╭──

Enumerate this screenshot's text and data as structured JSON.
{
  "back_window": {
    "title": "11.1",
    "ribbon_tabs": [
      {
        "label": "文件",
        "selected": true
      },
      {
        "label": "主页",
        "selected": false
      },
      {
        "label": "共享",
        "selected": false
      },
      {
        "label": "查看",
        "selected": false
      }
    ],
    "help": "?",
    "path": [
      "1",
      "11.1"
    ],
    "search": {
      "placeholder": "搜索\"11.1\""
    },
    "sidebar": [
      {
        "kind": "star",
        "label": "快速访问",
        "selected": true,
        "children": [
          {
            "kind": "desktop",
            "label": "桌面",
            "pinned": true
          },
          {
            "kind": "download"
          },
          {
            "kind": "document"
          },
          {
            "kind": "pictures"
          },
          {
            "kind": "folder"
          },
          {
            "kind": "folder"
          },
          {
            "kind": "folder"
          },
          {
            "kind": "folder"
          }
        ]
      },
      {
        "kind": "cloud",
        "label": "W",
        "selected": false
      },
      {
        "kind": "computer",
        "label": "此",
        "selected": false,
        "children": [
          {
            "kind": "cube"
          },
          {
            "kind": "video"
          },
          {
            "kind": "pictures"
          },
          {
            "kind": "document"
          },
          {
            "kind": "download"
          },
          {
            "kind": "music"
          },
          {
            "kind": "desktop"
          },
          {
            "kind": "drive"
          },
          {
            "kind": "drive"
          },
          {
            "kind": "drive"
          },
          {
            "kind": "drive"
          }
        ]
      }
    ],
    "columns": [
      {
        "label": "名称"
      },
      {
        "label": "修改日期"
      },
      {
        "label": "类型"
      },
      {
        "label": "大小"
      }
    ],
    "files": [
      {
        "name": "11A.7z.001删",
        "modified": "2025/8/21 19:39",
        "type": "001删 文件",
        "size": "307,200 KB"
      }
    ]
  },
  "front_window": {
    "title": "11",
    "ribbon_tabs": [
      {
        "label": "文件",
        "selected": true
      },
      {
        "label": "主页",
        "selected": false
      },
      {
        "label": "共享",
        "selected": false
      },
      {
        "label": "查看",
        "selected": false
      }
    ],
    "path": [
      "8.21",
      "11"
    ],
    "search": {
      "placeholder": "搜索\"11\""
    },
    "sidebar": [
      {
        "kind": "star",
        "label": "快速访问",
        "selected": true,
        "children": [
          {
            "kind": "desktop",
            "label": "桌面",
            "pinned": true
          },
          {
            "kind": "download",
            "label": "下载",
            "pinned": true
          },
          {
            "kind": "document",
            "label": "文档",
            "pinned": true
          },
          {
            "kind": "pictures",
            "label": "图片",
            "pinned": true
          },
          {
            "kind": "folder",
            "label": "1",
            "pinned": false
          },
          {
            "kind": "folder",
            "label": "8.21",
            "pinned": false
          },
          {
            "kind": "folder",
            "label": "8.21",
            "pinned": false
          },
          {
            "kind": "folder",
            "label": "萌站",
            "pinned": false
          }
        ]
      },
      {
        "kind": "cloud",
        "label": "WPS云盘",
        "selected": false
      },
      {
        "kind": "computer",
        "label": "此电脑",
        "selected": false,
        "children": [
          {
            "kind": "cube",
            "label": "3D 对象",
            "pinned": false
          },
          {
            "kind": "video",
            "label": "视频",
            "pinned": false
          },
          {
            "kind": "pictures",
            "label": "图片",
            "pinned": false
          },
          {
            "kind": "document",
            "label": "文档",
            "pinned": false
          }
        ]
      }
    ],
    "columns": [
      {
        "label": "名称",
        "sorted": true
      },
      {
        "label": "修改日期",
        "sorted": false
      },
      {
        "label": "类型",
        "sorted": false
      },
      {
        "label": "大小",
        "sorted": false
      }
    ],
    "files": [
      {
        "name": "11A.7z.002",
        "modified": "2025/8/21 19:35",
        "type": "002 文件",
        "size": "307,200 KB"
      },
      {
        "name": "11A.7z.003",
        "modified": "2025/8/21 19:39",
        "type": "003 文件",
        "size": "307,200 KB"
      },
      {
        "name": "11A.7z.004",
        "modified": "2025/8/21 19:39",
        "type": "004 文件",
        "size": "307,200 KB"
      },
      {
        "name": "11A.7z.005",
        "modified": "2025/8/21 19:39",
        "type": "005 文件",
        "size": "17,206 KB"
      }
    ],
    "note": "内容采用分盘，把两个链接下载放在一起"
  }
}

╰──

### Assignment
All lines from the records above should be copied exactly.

### Answer to this exercise
Enumerate this screenshot's text and data as structured JSON.
{
  "back_window": {
    "title": "11.1",
    "ribbon_tabs": [
      {
        "label": "文件",
        "selected": true
      },
      {
        "label": "主页",
        "selected": false
      },
      {
        "label": "共享",
        "selected": false
      },
      {
        "label": "查看",
        "selected": false
      }
    ],
    "help": "?",
    "path": [
      "1",
      "11.1"
    ],
    "search": {
      "placeholder": "搜索\"11.1\""
    },
    "sidebar": [
      {
        "kind": "star",
        "label": "快速访问",
        "selected": true,
        "children": [
          {
            "kind": "desktop",
            "label": "桌面",
            "pinned": true
          },
          {
            "kind": "download"
          },
          {
            "kind": "document"
          },
          {
            "kind": "pictures"
          },
          {
            "kind": "folder"
          },
          {
            "kind": "folder"
          },
          {
            "kind": "folder"
          },
          {
            "kind": "folder"
          }
        ]
      },
      {
        "kind": "cloud",
        "label": "W",
        "selected": false
      },
      {
        "kind": "computer",
        "label": "此",
        "selected": false,
        "children": [
          {
            "kind": "cube"
          },
          {
            "kind": "video"
          },
          {
            "kind": "pictures"
          },
          {
            "kind": "document"
          },
          {
            "kind": "download"
          },
          {
            "kind": "music"
          },
          {
            "kind": "desktop"
          },
          {
            "kind": "drive"
          },
          {
            "kind": "drive"
          },
          {
            "kind": "drive"
          },
          {
            "kind": "drive"
          }
        ]
      }
    ],
    "columns": [
      {
        "label": "名称"
      },
      {
        "label": "修改日期"
      },
      {
        "label": "类型"
      },
      {
        "label": "大小"
      }
    ],
    "files": [
      {
        "name": "11A.7z.001删",
        "modified": "2025/8/21 19:39",
        "type": "001删 文件",
        "size": "307,200 KB"
      }
    ]
  },
  "front_window": {
    "title": "11",
    "ribbon_tabs": [
      {
        "label": "文件",
        "selected": true
      },
      {
        "label": "主页",
        "selected": false
      },
      {
        "label": "共享",
        "selected": false
      },
      {
        "label": "查看",
        "selected": false
      }
    ],
    "path": [
      "8.21",
      "11"
    ],
    "search": {
      "placeholder": "搜索\"11\""
    },
    "sidebar": [
      {
        "kind": "star",
        "label": "快速访问",
        "selected": true,
        "children": [
          {
            "kind": "desktop",
            "label": "桌面",
            "pinned": true
          },
          {
            "kind": "download",
            "label": "下载",
            "pinned": true
          },
          {
            "kind": "document",
            "label": "文档",
            "pinned": true
          },
          {
            "kind": "pictures",
            "label": "图片",
            "pinned": true
          },
          {
            "kind": "folder",
            "label": "1",
            "pinned": false
          },
          {
            "kind": "folder",
            "label": "8.21",
            "pinned": false
          },
          {
            "kind": "folder",
            "label": "8.21",
            "pinned": false
          },
          {
            "kind": "folder",
            "label": "萌站",
            "pinned": false
          }
        ]
      },
      {
        "kind": "cloud",
        "label": "WPS云盘",
        "selected": false
      },
      {
        "kind": "computer",
        "label": "此电脑",
        "selected": false,
        "children": [
          {
            "kind": "cube",
            "label": "3D 对象",
            "pinned": false
          },
          {
            "kind": "video",
            "label": "视频",
            "pinned": false
          },
          {
            "kind": "pictures",
            "label": "图片",
            "pinned": false
          },
          {
            "kind": "document",
            "label": "文档",
            "pinned": false
          }
        ]
      }
    ],
    "columns": [
      {
        "label": "名称",
        "sorted": true
      },
      {
        "label": "修改日期",
        "sorted": false
      },
      {
        "label": "类型",
        "sorted": false
      },
      {
        "label": "大小",
        "sorted": false
      }
    ],
    "files": [
      {
        "name": "11A.7z.002",
        "modified": "2025/8/21 19:35",
        "type": "002 文件",
        "size": "307,200 KB"
      },
      {
        "name": "11A.7z.003",
        "modified": "2025/8/21 19:39",
        "type": "003 文件",
        "size": "307,200 KB"
      },
      {
        "name": "11A.7z.004",
        "modified": "2025/8/21 19:39",
        "type": "004 文件",
        "size": "307,200 KB"
      },
      {
        "name": "11A.7z.005",
        "modified": "2025/8/21 19:39",
        "type": "005 文件",
        "size": "17,206 KB"
      }
    ],
    "note": "内容采用分盘，把两个链接下载放在一起"
  }
}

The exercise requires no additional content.